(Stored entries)
Start of Block

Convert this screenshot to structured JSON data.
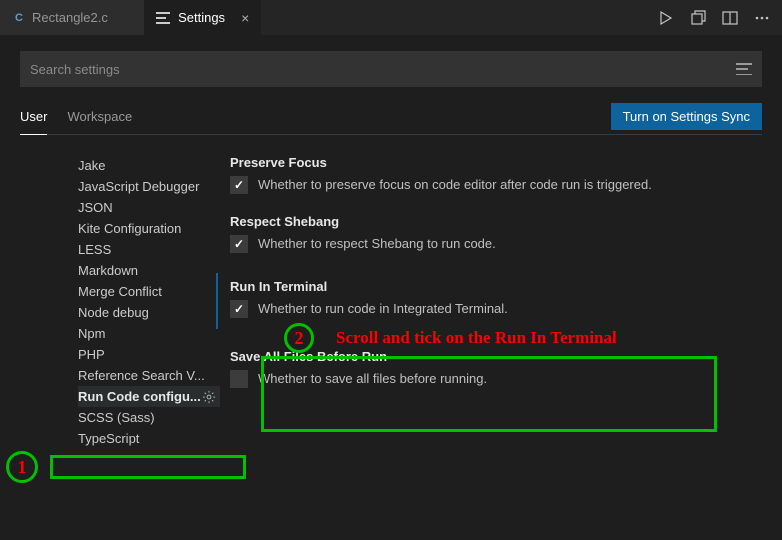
{
  "tabs": [
    {
      "label": "Rectangle2.c",
      "icon_letter": "C",
      "active": false
    },
    {
      "label": "Settings",
      "icon": "settings",
      "active": true
    }
  ],
  "search": {
    "placeholder": "Search settings"
  },
  "scope": {
    "tabs": [
      "User",
      "Workspace"
    ],
    "active": "User",
    "sync_button": "Turn on Settings Sync"
  },
  "sidebar": {
    "items": [
      "Jake",
      "JavaScript Debugger",
      "JSON",
      "Kite Configuration",
      "LESS",
      "Markdown",
      "Merge Conflict",
      "Node debug",
      "Npm",
      "PHP",
      "Reference Search V...",
      "Run Code configu...",
      "SCSS (Sass)",
      "TypeScript"
    ],
    "selected_index": 11
  },
  "settings": [
    {
      "key": "preserve_focus",
      "title": "Preserve Focus",
      "description": "Whether to preserve focus on code editor after code run is triggered.",
      "checked": true
    },
    {
      "key": "respect_shebang",
      "title": "Respect Shebang",
      "description": "Whether to respect Shebang to run code.",
      "checked": true
    },
    {
      "key": "run_in_terminal",
      "title": "Run In Terminal",
      "description": "Whether to run code in Integrated Terminal.",
      "checked": true,
      "highlighted": true
    },
    {
      "key": "save_all_before_run",
      "title": "Save All Files Before Run",
      "description": "Whether to save all files before running.",
      "checked": false
    }
  ],
  "annotations": {
    "step1": "1",
    "step2": "2",
    "instruction": "Scroll and tick on the Run In Terminal"
  }
}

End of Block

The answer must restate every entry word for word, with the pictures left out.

Convert this screenshot to structured JSON data.
{
  "tabs": [
    {
      "label": "Rectangle2.c",
      "icon_letter": "C",
      "active": false
    },
    {
      "label": "Settings",
      "icon": "settings",
      "active": true
    }
  ],
  "search": {
    "placeholder": "Search settings"
  },
  "scope": {
    "tabs": [
      "User",
      "Workspace"
    ],
    "active": "User",
    "sync_button": "Turn on Settings Sync"
  },
  "sidebar": {
    "items": [
      "Jake",
      "JavaScript Debugger",
      "JSON",
      "Kite Configuration",
      "LESS",
      "Markdown",
      "Merge Conflict",
      "Node debug",
      "Npm",
      "PHP",
      "Reference Search V...",
      "Run Code configu...",
      "SCSS (Sass)",
      "TypeScript"
    ],
    "selected_index": 11
  },
  "settings": [
    {
      "key": "preserve_focus",
      "title": "Preserve Focus",
      "description": "Whether to preserve focus on code editor after code run is triggered.",
      "checked": true
    },
    {
      "key": "respect_shebang",
      "title": "Respect Shebang",
      "description": "Whether to respect Shebang to run code.",
      "checked": true
    },
    {
      "key": "run_in_terminal",
      "title": "Run In Terminal",
      "description": "Whether to run code in Integrated Terminal.",
      "checked": true,
      "highlighted": true
    },
    {
      "key": "save_all_before_run",
      "title": "Save All Files Before Run",
      "description": "Whether to save all files before running.",
      "checked": false
    }
  ],
  "annotations": {
    "step1": "1",
    "step2": "2",
    "instruction": "Scroll and tick on the Run In Terminal"
  }
}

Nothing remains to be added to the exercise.